[Data about app and page elements]
•••

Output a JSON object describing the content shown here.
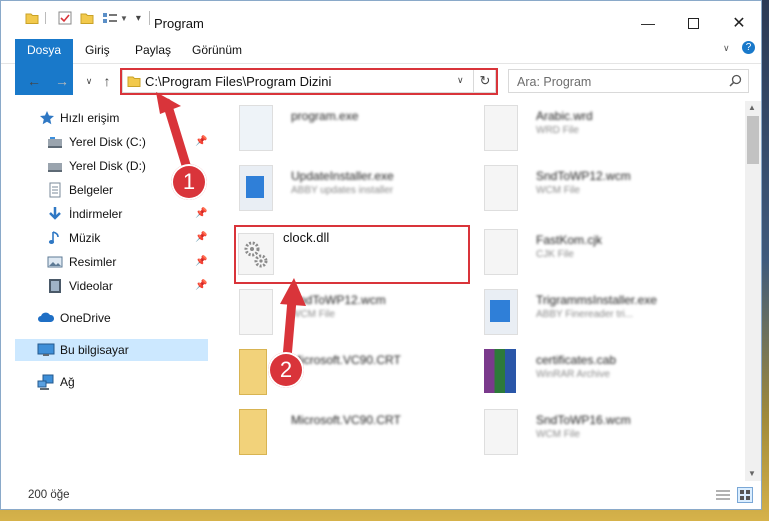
{
  "window": {
    "title": "Program"
  },
  "ribbon": {
    "tabs": [
      "Dosya",
      "Giriş",
      "Paylaş",
      "Görünüm"
    ]
  },
  "address": {
    "path": "C:\\Program Files\\Program Dizini"
  },
  "search": {
    "placeholder": "Ara: Program"
  },
  "sidebar": {
    "items": [
      {
        "label": "Hızlı erişim",
        "icon": "star-icon"
      },
      {
        "label": "Yerel Disk (C:)",
        "icon": "drive-icon"
      },
      {
        "label": "Yerel Disk (D:)",
        "icon": "drive-icon"
      },
      {
        "label": "Belgeler",
        "icon": "documents-icon"
      },
      {
        "label": "İndirmeler",
        "icon": "download-icon"
      },
      {
        "label": "Müzik",
        "icon": "music-icon"
      },
      {
        "label": "Resimler",
        "icon": "pictures-icon"
      },
      {
        "label": "Videolar",
        "icon": "videos-icon"
      },
      {
        "label": "OneDrive",
        "icon": "cloud-icon"
      },
      {
        "label": "Bu bilgisayar",
        "icon": "computer-icon"
      },
      {
        "label": "Ağ",
        "icon": "network-icon"
      }
    ]
  },
  "files": [
    {
      "name": "program.exe",
      "desc": ""
    },
    {
      "name": "Arabic.wrd",
      "desc": "WRD File"
    },
    {
      "name": "UpdateInstaller.exe",
      "desc": "ABBY updates installer"
    },
    {
      "name": "SndToWP12.wcm",
      "desc": "WCM File"
    },
    {
      "name": "clock.dll",
      "desc": ""
    },
    {
      "name": "FastKom.cjk",
      "desc": "CJK File"
    },
    {
      "name": "SndToWP12.wcm",
      "desc": "WCM File"
    },
    {
      "name": "TrigrammsInstaller.exe",
      "desc": "ABBY Finereader tri..."
    },
    {
      "name": "Microsoft.VC90.CRT",
      "desc": ""
    },
    {
      "name": "certificates.cab",
      "desc": "WinRAR Archive"
    },
    {
      "name": "Microsoft.VC90.CRT",
      "desc": ""
    },
    {
      "name": "SndToWP16.wcm",
      "desc": "WCM File"
    }
  ],
  "status": {
    "count": "200 öğe"
  },
  "annotations": {
    "badge1": "1",
    "badge2": "2"
  },
  "colors": {
    "accent": "#1979ca",
    "highlight": "#d9343a",
    "selection": "#cce8ff"
  }
}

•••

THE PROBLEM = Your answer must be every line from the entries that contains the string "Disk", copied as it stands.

RESULT OF THIS EXERCISE =
        "label": "Yerel Disk (C:)",
        "label": "Yerel Disk (D:)",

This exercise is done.